Bober also feels that if the bill passes, animals purchased from pet stores will no longer be covered under the state warranty law and purchasers will no longer have this protection. He added that breeders who break the law by evading USDA law certainly exist and agrees that it’s cause for concern. However, he strongly questions the number of mill-type facilities cited by O’Donnell.
“The suggestion that there are 10,000 puppy mills in the country we really think is disingenuous,” Bober said. “The USDA’s ability to oversee breeders helps to protect consumers. When groups say that all breeders are bad breeders, it takes attention from what we’ve all agreed on. Breeders that retailers are allowed to work with are those who follow the law.”
John Goodwin, senior director of HSUS’s Stop Puppy Mills Campaign, took issue with Bober disputing the estimated number of puppy mills across the country.
“We actually think it’s a conservative estimate,” Goodwin said. “I also noticed that they heavily touted the fact that commercial breeders who supply pet stores are supposed to be USDA licensed and inspected. The pet industry waves around ‘USDA licensed’ as a sales pitch but neglects to mention that the USDA standards are incredibly weak. And what I am taking issue with is PIJAC’s promotion of USDA licensed dog breeders. Most people would call 911 if they saw the sort of awful living conditions for puppy mill dogs that the USDA permits. A puppy mill can keep a dog in a wire cage that is only six inches longer than her body, for her entire life, and that is entirely legal. In addition to the standards being weak, the penalties are anemic as well. You know there is a problem when a puppy mill can let a dogs teeth rot, never get her vet care, and the penalty is less than a parking ticket.”
O’Donnell’s office further pointed out that the USDA recently removed the inspection reports and other information documenting animal abuse and neglect and now requires anyone requesting information about an entity fill out a request in compliance with the Freedom of Information Act (FOIA). Critics say that this adds an extra step to anyone wanting to obtain information about animal practices by an entity.
“Replacing a searchable database with Freedom of Information Act (FOIA) requests is the antithesis of transparency and will endanger the lives of animals,” spcaLA President Madeline Bernstein said. “The USDA works for American taxpayers. We have the right to know how our tax money is spent….Now more than ever, the animal welfare community must come together to protect those most vulnerable: animals used for commercial gain.”
The English Cocker Spaniel Club did not respond to a request for a statement. O’Donnell furthermore clarified that the Pet Rescue and Adoption Act is not directed at reputable licensed breeders.
“It’s difficult to see why a breeding club would oppose this bill,” Mancuso said. “In fact, the breeding club's own code of ethics states that they do not condone the sale of its registered animals to pet shops.”
Assemblymember O’Donnell’s office and SCIL are urging supporters of AB 485, the Pet Rescue and Adoption Act, to send letters of support to his office.

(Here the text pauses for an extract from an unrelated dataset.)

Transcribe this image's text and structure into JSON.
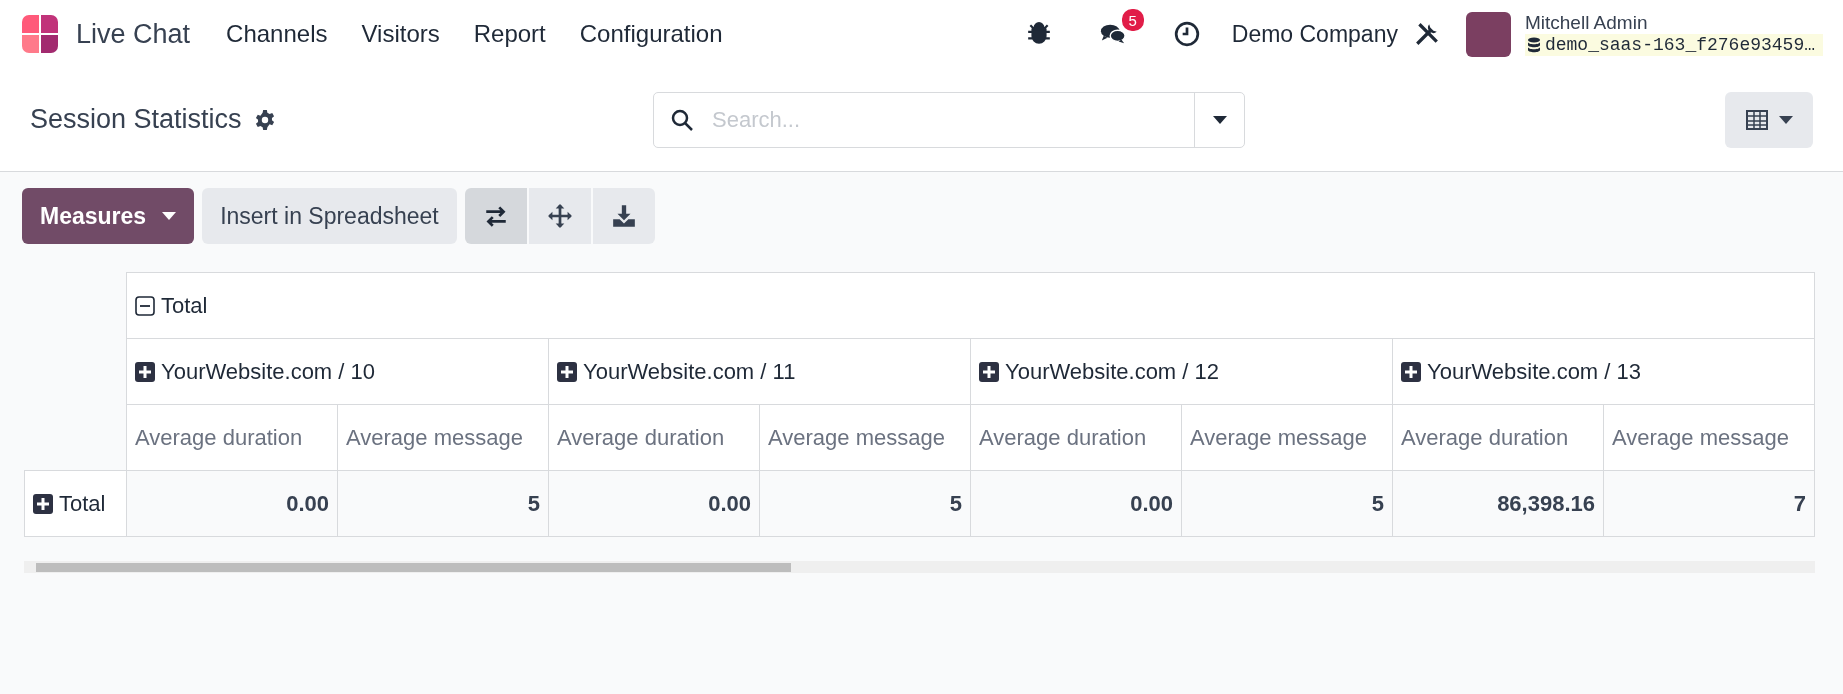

A sample letter is available here. For quick reference, a fact sheet about the bill is accessible here.
Any written communication, including letters of support, can be directed to the Assemblymember’s website.